Noonan says: "The local impact appears to call for local response. Yet ineluctably the issue is national. The people of other nations are entering our nation and settling within its borders contrary to our nation’s stated requirements. We must deal with people of other nations and so must deal with other nations. The problems are local but our whole nation is affected. Reasonably, the nation has made enforcement of criminal sanctions against aliens criminally present in the United States the top priority of the federal government. United States Sentencing Commission, Overview of Federal Criminal Cases Fiscal Year 2009 at 1." Ineluctably means unavoidable.
Noonan Makes the Case for Preemption
"The foreign policy of the United States preempts the field entered by Arizona. Foreign policy is not and cannot be determined by the several states, " Noonan writes.
"Federal foreign policy is determined by Congress when Congress exercises the power to declare war conferred upon it by Article I, Section 8 of the Constitution. Foreign policy is also determined by the Senate when it exercises the power to ratify a treaty, the power conferred upon it by Article II, Section 2. Congress also determines foreign policy when it lays excise taxes upon foreign imports under Article I, Section 8. Congress further determines foreign policy when it authorizes sanctions against a nation, e.g., Crosby v. National Foreign Trade Council, 530 U.S. 363 (2000)."
Foreign policy is a function of executive power that goes beyond declarations of war and treaty making.

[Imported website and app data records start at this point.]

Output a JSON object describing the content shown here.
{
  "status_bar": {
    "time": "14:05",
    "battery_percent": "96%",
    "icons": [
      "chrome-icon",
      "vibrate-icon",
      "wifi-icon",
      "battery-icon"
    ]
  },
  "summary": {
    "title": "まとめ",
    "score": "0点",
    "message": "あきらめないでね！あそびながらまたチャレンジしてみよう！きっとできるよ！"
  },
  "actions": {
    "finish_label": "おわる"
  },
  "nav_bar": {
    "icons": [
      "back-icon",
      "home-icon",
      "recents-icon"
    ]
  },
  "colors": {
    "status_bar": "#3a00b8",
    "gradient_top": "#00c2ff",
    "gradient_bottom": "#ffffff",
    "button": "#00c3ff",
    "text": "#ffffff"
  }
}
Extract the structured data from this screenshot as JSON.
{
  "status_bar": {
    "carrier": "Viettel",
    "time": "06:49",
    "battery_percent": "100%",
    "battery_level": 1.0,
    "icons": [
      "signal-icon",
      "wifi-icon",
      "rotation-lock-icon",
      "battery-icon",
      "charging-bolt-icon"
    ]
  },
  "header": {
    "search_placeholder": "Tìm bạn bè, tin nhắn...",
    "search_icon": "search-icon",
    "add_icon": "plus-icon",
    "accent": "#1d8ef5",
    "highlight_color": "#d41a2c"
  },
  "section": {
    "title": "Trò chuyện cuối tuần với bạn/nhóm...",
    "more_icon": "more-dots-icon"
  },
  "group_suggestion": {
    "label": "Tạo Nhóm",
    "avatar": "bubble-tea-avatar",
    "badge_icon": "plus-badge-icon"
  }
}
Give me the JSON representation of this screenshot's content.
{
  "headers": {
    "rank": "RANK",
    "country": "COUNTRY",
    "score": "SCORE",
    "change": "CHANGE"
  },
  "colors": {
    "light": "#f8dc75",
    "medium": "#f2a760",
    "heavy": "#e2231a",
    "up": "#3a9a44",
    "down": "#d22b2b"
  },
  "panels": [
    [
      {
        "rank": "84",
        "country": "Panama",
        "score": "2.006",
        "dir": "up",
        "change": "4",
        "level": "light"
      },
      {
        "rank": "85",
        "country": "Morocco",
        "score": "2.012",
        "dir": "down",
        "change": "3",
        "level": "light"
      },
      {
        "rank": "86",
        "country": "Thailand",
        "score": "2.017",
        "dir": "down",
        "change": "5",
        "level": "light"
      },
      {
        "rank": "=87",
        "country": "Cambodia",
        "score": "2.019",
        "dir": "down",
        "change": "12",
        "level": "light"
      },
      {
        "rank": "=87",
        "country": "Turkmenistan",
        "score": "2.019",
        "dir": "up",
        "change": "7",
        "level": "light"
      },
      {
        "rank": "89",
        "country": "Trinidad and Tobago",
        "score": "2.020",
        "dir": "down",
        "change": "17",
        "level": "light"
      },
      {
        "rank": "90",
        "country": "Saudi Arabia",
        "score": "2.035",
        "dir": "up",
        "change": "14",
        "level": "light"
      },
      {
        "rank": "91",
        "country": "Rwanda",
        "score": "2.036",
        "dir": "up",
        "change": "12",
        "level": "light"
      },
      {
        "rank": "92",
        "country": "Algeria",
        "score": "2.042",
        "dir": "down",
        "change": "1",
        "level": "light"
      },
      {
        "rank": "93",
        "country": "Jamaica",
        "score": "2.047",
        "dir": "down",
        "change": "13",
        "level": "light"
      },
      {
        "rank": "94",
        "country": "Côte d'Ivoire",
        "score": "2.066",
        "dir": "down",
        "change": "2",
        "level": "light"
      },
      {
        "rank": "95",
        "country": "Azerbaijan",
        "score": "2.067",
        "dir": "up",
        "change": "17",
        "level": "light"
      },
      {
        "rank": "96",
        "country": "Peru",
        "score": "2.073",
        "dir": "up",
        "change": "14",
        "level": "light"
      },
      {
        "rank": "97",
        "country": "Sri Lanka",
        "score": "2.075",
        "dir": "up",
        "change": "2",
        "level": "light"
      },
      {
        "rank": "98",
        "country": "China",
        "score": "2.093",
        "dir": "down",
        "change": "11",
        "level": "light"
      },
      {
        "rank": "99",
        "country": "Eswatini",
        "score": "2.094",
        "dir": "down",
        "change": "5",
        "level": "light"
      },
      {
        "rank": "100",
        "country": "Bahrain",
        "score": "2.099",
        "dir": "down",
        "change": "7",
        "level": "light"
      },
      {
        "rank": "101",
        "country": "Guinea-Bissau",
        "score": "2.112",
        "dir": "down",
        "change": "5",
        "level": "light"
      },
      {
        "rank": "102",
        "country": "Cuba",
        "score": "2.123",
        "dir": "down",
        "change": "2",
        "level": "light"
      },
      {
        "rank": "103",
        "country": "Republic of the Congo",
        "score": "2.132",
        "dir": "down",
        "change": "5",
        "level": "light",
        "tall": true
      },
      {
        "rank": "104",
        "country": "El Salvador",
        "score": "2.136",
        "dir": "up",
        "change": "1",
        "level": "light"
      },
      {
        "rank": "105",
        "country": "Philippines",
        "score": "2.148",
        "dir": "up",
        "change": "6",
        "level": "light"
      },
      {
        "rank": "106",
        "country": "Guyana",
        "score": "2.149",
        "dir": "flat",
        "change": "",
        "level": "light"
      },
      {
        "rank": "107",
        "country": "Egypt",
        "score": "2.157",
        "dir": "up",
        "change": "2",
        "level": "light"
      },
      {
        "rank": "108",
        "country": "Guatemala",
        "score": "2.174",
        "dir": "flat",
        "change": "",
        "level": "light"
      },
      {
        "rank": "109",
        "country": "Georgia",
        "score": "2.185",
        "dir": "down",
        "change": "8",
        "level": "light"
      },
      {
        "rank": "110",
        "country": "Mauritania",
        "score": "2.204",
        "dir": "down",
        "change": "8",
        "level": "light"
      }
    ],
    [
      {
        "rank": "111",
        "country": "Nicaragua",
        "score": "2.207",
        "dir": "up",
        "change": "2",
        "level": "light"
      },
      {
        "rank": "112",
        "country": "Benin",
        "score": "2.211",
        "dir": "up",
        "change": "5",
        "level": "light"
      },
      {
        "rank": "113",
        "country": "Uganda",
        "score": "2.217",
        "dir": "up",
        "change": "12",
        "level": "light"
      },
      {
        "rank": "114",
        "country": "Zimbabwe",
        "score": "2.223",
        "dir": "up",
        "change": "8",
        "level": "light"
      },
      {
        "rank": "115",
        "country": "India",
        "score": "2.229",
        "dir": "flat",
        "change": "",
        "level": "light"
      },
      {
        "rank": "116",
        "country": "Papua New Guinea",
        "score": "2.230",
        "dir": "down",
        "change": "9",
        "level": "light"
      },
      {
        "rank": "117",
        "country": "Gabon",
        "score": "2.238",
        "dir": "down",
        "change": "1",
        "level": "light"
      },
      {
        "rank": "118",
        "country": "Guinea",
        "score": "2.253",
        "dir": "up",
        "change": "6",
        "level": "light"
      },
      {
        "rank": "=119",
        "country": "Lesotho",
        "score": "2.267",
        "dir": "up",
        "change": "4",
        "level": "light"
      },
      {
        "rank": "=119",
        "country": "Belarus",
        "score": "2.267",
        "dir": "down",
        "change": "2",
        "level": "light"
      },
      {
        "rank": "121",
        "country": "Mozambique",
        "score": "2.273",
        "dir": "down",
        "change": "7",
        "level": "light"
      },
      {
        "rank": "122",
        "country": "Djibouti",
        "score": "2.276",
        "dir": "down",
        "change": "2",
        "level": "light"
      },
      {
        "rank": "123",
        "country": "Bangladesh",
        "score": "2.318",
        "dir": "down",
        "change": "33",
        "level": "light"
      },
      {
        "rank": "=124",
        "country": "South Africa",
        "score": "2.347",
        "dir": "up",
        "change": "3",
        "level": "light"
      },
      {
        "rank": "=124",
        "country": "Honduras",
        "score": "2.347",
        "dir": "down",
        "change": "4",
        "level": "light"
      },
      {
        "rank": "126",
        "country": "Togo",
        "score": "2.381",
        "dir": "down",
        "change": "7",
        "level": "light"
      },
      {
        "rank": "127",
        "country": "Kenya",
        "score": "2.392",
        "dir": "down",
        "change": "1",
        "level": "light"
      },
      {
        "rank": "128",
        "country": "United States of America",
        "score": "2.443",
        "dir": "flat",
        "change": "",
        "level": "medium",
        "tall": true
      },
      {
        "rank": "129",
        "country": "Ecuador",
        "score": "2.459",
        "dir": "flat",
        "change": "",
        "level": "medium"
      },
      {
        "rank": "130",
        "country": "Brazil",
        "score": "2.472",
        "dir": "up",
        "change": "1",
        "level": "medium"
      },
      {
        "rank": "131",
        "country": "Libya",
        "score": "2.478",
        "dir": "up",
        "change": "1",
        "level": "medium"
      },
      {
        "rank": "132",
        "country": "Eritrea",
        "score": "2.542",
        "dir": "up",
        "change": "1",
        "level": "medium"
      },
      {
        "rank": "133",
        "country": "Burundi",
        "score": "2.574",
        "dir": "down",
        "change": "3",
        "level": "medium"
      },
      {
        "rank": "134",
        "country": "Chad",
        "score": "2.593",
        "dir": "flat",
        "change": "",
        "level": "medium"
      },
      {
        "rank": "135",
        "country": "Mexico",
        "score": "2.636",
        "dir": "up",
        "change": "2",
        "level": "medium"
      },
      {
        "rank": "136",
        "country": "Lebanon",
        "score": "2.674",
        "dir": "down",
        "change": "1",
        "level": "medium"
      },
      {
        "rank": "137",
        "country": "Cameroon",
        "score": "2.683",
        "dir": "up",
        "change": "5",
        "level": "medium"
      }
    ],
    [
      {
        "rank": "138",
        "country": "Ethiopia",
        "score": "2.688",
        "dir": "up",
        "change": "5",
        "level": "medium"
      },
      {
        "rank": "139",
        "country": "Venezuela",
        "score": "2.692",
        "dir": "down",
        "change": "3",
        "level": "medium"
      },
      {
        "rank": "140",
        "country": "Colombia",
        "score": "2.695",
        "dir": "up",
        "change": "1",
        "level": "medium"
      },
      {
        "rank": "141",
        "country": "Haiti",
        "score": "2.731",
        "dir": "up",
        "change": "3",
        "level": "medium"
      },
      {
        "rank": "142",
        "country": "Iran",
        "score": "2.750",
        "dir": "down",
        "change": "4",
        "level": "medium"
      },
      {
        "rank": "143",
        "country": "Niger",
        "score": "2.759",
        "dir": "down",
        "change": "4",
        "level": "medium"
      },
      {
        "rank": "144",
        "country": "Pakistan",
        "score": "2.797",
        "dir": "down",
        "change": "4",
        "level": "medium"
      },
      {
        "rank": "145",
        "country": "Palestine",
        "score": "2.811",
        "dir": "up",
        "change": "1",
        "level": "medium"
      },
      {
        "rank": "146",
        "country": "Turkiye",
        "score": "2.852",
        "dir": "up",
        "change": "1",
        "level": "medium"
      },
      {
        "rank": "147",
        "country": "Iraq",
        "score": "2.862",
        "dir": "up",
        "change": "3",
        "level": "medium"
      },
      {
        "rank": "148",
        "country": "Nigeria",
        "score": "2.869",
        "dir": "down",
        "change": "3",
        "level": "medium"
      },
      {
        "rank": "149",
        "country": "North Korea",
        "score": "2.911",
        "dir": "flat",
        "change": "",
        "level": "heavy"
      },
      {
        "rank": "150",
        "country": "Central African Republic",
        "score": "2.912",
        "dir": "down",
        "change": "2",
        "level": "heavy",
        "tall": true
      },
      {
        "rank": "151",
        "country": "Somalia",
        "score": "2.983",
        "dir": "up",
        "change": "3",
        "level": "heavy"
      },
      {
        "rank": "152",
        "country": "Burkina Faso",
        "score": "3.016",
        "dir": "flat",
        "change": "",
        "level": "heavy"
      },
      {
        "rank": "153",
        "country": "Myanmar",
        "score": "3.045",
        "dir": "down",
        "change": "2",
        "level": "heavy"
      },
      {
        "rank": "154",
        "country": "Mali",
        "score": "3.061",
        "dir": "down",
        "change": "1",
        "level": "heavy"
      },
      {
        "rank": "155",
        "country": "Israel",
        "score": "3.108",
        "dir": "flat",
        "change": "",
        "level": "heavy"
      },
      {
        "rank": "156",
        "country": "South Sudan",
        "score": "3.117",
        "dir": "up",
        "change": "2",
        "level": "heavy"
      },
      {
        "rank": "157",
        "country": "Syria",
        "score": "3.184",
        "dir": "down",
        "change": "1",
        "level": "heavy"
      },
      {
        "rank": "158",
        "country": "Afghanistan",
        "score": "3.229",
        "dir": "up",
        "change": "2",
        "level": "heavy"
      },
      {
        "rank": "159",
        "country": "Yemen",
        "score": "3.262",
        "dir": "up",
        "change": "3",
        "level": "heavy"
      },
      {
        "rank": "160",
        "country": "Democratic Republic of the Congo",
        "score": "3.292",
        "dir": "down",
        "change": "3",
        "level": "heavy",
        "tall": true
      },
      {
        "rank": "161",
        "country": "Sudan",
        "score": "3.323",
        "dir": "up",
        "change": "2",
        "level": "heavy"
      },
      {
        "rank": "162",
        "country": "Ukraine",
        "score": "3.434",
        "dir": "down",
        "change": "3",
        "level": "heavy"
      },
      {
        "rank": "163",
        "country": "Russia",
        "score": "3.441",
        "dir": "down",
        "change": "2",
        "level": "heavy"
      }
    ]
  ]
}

Foreign policy includes the exchange of ambassadors, trade agreements, the exchange of information, and the facilitation of travel abroad by Americans.
"Less than eight years ago the Supreme Court reviewed and reaffirmed the position of the Executive Branch in forming foreign policy preemptive of legislation by a state. Am. Ins. Ass’n v. Garamendi, 539 U.S. 396 (2003). Strong humanitarian considerations supported California’s legislation to provide a remedy against insurance companies that had profited from the Nazi treatment of Jewish victims of the Holocaust. Recognizing that “the iron fist” of California might be more effective than the gentler approach taken by the Executive Branch, the Supreme Court assembled cases showing the President’s “unique responsibility” for the conduct of foreign policy. Id. at 415. Noting that no express text in the Constitution conferred this authority, the Court quoted both Hamilton and Madison in The Federalist on the structure of the nation being designed. Structure was stronger than text. The Supreme Court demonstrated that strength in an unbroken line of decisions acknowledging presidential leadership in foreign affairs. Id. at 413-415. Presidential power to preempt states from acting in matters of foreign policy is beyond question." Emphasis added.
"The Arizona statute before us has become a symbol. For those sympathetic to immigrants to the United States, it is a challenge and a chilling foretaste of what other states might attempt. For those burdened by unlawful immigration, it suggests how a state could tackle that problem. It is not our function, however to evaluate the statute as a symbol. We are asked to assess the constitutionality of five sections on their face integrated by the intent stated in Section 1. If we read Section 1 of the statute, the statute states the purpose of providing a solution to illegal immigration into the United States. So read, the statute is a singular entry into the foreign policy of the United States by a single state. The district court properly enjoined implementation of the four sections of the statute."
Next we look at Judge Bea's opinion which concurred in part and dissented in part.